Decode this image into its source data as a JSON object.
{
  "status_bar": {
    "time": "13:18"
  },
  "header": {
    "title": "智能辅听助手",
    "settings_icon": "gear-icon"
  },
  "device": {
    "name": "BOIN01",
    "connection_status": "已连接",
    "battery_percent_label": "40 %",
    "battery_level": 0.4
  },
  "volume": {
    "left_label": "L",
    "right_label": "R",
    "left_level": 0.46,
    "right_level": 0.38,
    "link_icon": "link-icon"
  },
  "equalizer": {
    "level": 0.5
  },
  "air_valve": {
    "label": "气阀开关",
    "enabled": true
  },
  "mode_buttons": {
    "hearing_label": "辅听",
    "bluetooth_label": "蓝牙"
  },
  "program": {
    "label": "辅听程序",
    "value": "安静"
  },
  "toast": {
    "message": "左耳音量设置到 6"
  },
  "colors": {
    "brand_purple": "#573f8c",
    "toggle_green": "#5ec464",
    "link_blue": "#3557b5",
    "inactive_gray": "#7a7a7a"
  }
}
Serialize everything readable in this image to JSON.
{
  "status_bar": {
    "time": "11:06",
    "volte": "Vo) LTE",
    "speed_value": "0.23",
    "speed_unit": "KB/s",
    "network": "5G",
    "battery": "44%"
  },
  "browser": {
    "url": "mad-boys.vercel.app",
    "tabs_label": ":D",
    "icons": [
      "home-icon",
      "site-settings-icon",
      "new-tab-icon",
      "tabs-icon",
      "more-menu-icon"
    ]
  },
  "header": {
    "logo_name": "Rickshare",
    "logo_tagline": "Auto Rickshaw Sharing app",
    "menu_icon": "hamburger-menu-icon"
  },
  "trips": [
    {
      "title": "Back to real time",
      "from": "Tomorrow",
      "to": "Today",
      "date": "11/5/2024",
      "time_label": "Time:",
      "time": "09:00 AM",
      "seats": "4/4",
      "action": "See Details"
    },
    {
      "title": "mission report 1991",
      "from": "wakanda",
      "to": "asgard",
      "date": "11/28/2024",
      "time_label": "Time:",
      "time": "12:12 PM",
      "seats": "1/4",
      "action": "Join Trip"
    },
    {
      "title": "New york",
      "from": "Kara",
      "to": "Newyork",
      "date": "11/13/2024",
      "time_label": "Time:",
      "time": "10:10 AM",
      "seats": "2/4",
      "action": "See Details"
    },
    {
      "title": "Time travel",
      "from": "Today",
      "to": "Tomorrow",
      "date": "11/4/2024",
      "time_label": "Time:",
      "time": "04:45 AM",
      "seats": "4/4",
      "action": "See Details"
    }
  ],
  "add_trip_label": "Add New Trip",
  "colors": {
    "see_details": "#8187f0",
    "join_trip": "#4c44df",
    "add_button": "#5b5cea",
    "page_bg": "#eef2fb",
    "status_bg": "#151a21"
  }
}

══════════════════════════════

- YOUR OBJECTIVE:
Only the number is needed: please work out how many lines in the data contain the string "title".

- EXERCISE RESULT:
5